Exactly what is the voucher bill? Generally voucher bills are titled as a scholarship fund to which parents of students NOT in public school can direct the State to deposit in the scholarship fund the state funds that would go to a school system if the student was enrolled in public school. The parent can then use the funds in basically anyway they deem appropriate including home school, private school, tutoring (which includes travel for study purposes), and even post-secondary education. The advocates for the bill argue that it does not cost the local systems anything and that they come out ahead because they keep all the local funds that would have garnered if the student were enrolled. The money has to come from somewhere and when new money is limited it means some existing agency, likely education, loses. The argument about the local funds doesn’t make sense. The local school system has the money whether the student enrolls or not. It really has no relevance to the scholarship funding.
Perhaps the major question is why? Two reasons come to mind. First, the American Legislative Exchange Council has made it very clear that it will financially support any legislator that is successful in getting a voucher vote in their state legislature. Secondly, the Chairman of the House Ways and Means Committee, Jay Powell of Camilla, has been most accommodating to voucher legislation in the past. When voucher legislation has been assigned to the House Education Committee the bills have failed to exit to the Rules Committee.
The bottom line is that voucher legislation undermines public education and routes public funds to private education.

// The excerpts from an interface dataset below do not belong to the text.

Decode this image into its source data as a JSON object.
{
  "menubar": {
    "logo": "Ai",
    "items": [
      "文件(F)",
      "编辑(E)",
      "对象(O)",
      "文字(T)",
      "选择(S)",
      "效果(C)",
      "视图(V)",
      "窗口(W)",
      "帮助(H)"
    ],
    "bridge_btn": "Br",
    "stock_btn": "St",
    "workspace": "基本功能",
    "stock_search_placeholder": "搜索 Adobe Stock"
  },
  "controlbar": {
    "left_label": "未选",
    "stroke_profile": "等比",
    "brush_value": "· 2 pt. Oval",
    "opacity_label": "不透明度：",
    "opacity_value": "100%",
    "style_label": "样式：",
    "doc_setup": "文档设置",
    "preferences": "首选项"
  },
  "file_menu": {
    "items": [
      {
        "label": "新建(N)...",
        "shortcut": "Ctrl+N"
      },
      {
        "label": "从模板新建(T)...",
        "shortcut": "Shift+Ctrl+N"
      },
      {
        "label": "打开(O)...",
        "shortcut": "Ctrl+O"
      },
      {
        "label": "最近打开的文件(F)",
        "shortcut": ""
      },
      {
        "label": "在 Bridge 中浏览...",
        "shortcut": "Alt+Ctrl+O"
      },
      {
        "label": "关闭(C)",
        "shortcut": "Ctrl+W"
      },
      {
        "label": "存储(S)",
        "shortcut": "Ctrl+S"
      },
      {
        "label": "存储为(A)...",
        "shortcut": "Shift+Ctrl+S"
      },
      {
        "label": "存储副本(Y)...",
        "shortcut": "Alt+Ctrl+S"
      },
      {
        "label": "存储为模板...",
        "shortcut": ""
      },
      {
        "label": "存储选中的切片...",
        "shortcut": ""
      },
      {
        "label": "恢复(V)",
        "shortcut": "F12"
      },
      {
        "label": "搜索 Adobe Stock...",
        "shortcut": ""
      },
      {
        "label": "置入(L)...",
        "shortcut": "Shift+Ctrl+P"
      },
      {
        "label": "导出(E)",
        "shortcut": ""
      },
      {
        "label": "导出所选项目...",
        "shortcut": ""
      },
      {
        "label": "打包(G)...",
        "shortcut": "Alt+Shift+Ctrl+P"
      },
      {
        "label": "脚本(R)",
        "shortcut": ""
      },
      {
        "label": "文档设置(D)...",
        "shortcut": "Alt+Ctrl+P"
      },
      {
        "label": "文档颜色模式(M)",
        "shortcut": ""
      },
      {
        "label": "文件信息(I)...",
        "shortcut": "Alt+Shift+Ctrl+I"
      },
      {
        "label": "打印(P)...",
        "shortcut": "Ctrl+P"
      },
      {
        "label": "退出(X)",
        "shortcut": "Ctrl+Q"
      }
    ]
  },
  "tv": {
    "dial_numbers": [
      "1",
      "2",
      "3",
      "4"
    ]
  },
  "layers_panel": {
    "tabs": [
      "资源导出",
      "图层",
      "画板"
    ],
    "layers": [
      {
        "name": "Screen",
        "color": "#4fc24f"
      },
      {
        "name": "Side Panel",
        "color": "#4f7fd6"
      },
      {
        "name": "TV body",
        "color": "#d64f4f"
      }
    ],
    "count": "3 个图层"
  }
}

I most certainly encourage you to contact your legislator, most particularly the members of the House, and let them know how you feel about enacting vouchers in Georgia. This is not a battle for public education that will go away and we will have to maintain resistance every year.